▸ YOUR GOAL:
Across the listing, tally the lines in which the word "Start" occurs, then report the tally alone.

▸ RECORD EXCERPTS:
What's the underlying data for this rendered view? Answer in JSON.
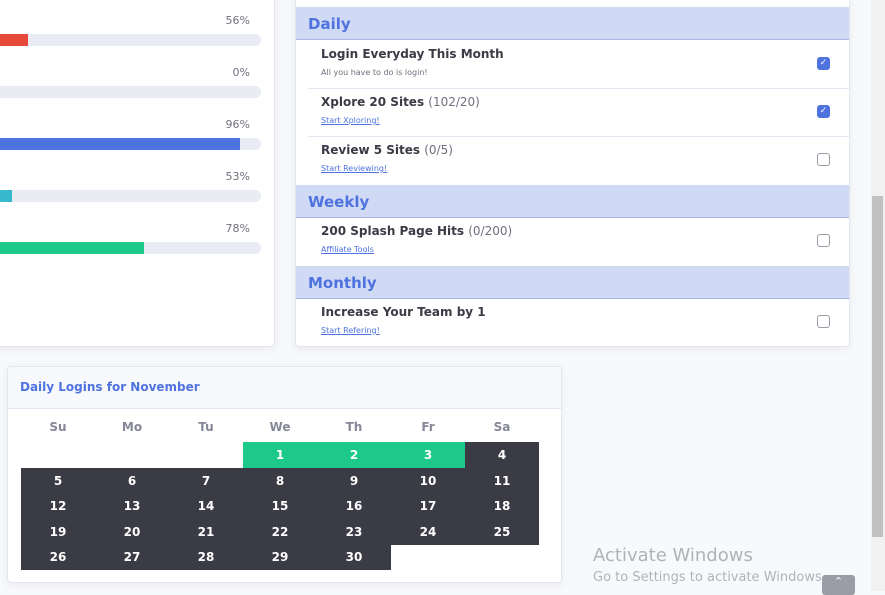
{
  "progress": [
    {
      "percent": "56%",
      "value": 56,
      "color": "#e74a3b"
    },
    {
      "percent": "0%",
      "value": 0,
      "color": "#f6c23e"
    },
    {
      "percent": "96%",
      "value": 96,
      "color": "#4e73df"
    },
    {
      "percent": "53%",
      "value": 53,
      "color": "#36b9cc"
    },
    {
      "percent": "78%",
      "value": 78,
      "color": "#1cc88a"
    }
  ],
  "achievements": {
    "daily_label": "Daily",
    "weekly_label": "Weekly",
    "monthly_label": "Monthly",
    "daily": [
      {
        "title": "Login Everyday This Month",
        "count": "",
        "sub": "All you have to do is login!",
        "link": false,
        "checked": true
      },
      {
        "title": "Xplore 20 Sites",
        "count": "(102/20)",
        "sub": "Start Xploring!",
        "link": true,
        "checked": true
      },
      {
        "title": "Review 5 Sites",
        "count": "(0/5)",
        "sub": "Start Reviewing!",
        "link": true,
        "checked": false
      }
    ],
    "weekly": [
      {
        "title": "200 Splash Page Hits",
        "count": "(0/200)",
        "sub": "Affiliate Tools",
        "link": true,
        "checked": false
      }
    ],
    "monthly": [
      {
        "title": "Increase Your Team by 1",
        "count": "",
        "sub": "Start Refering!",
        "link": true,
        "checked": false
      }
    ]
  },
  "calendar": {
    "title": "Daily Logins for November",
    "weekdays": [
      "Su",
      "Mo",
      "Tu",
      "We",
      "Th",
      "Fr",
      "Sa"
    ],
    "first_weekday": 3,
    "days": 30,
    "logged_days": [
      1,
      2,
      3
    ],
    "colors": {
      "logged": "#1cc88a",
      "other": "#3a3b45"
    }
  },
  "watermark": {
    "title": "Activate Windows",
    "subtitle": "Go to Settings to activate Windows."
  }
}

▸ RESPONSE:
3